Dataset records

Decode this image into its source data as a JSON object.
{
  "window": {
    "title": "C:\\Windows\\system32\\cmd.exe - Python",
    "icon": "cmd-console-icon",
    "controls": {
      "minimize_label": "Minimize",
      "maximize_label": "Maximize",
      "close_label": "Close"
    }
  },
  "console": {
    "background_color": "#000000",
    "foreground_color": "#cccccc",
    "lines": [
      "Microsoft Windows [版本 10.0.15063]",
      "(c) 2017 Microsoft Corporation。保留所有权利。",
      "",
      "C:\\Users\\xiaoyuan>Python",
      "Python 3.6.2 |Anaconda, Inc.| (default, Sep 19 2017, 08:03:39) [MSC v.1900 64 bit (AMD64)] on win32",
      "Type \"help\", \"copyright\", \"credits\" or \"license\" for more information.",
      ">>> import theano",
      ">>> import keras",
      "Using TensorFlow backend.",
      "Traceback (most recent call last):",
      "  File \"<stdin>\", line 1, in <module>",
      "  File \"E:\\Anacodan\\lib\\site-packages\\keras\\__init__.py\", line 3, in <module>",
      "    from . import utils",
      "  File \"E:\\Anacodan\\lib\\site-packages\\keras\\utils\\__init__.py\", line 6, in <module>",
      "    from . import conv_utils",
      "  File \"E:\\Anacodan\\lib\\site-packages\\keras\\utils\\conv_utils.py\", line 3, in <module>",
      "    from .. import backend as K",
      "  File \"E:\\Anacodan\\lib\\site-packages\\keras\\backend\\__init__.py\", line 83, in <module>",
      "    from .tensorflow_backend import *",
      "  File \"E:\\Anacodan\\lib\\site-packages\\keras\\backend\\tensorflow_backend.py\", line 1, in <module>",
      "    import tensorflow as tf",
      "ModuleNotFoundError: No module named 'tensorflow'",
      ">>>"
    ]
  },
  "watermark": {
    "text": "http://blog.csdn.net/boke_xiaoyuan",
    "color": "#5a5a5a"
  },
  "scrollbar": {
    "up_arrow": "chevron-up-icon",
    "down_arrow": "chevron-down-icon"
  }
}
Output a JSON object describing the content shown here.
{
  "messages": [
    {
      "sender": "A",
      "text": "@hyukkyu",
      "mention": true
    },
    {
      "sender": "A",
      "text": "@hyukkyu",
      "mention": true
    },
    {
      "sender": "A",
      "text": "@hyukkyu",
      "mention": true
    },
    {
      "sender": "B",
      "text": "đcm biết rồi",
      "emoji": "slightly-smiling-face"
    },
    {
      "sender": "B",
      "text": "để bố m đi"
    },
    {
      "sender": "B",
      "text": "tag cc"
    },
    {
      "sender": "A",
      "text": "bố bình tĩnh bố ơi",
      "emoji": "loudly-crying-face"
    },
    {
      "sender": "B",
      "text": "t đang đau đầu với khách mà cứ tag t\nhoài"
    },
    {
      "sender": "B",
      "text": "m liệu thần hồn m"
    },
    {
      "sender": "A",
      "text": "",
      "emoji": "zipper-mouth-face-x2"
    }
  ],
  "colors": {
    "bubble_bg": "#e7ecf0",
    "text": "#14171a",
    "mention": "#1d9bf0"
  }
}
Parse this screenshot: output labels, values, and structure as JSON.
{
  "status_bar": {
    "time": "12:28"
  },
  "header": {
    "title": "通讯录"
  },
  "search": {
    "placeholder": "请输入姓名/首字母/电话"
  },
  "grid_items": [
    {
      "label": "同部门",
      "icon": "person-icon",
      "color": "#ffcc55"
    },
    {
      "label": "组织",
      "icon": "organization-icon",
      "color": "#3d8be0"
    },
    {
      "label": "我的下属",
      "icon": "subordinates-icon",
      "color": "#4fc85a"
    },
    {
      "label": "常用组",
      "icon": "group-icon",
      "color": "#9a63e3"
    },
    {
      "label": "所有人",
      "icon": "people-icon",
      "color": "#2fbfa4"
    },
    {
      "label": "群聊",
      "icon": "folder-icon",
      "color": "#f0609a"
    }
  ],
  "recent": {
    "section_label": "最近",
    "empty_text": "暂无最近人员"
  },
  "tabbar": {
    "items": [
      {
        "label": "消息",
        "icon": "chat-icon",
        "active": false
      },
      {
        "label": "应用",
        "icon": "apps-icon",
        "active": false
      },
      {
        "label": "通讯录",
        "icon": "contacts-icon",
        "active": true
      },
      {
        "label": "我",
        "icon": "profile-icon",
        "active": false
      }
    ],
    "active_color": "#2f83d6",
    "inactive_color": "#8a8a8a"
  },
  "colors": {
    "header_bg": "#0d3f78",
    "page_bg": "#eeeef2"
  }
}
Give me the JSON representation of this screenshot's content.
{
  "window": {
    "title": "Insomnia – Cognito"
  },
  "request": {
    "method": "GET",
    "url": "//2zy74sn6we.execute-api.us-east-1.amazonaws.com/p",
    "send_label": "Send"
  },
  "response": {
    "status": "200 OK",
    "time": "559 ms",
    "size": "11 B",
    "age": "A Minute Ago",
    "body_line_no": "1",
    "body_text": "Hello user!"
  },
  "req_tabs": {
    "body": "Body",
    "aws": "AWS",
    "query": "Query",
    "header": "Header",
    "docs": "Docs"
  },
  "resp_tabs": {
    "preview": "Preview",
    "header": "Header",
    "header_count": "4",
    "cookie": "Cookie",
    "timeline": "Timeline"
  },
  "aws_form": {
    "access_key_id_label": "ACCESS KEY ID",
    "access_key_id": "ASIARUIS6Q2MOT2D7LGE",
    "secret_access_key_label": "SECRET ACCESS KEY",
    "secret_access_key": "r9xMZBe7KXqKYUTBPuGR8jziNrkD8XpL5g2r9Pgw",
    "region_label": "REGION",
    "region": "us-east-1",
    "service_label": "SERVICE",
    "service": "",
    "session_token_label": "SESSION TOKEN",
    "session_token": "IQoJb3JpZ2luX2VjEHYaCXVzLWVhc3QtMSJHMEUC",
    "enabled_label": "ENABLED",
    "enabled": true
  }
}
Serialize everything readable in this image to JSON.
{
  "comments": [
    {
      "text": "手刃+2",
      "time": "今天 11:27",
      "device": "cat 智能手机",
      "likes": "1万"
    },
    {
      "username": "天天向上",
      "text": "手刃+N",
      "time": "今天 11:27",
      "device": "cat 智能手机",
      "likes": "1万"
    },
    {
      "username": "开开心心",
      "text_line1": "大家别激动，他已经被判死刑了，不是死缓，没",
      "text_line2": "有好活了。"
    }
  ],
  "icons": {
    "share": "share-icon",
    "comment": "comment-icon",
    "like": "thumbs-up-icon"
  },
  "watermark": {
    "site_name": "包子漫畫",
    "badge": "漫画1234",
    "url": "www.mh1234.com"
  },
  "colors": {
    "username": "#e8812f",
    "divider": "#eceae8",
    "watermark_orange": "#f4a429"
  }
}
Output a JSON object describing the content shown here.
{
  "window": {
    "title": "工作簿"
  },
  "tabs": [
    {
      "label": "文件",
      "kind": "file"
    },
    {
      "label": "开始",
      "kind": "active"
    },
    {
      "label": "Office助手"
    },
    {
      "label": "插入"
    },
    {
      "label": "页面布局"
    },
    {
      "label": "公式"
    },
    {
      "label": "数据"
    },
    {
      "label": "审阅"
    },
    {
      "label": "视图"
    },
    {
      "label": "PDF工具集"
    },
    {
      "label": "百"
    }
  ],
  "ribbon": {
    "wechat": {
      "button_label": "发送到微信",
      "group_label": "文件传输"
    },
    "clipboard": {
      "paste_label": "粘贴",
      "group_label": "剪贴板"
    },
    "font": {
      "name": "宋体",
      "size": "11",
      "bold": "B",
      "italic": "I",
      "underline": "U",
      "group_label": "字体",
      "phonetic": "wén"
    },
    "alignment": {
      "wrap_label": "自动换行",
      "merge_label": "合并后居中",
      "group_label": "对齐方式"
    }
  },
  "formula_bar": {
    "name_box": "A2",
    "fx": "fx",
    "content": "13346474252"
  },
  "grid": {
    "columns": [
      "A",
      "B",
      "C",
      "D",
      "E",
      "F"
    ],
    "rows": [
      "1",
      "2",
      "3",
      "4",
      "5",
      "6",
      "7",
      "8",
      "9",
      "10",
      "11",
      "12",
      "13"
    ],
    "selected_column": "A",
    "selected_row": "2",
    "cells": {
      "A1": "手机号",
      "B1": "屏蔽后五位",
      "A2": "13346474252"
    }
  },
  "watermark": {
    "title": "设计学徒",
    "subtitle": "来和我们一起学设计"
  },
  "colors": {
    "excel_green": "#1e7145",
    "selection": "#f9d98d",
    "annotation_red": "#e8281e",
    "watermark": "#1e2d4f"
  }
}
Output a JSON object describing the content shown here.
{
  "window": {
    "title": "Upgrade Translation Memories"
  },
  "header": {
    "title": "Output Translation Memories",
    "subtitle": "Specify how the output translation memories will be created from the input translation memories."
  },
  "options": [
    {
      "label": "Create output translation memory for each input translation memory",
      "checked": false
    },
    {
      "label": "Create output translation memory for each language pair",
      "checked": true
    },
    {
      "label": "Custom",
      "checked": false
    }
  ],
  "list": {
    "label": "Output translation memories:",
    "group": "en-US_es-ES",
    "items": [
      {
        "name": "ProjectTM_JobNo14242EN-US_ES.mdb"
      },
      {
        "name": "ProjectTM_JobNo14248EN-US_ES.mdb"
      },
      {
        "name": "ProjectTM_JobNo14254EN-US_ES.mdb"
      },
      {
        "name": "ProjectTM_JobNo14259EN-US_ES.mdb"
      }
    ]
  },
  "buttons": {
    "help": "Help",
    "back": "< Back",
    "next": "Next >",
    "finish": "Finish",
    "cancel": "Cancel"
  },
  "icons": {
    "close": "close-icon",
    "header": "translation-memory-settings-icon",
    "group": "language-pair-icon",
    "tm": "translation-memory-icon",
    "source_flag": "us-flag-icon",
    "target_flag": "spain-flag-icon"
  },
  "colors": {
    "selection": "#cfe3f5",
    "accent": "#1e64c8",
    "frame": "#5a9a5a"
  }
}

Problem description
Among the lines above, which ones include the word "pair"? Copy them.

Output for this exercise
      "label": "Create output translation memory for each language pair",
    "group": "language-pair-icon",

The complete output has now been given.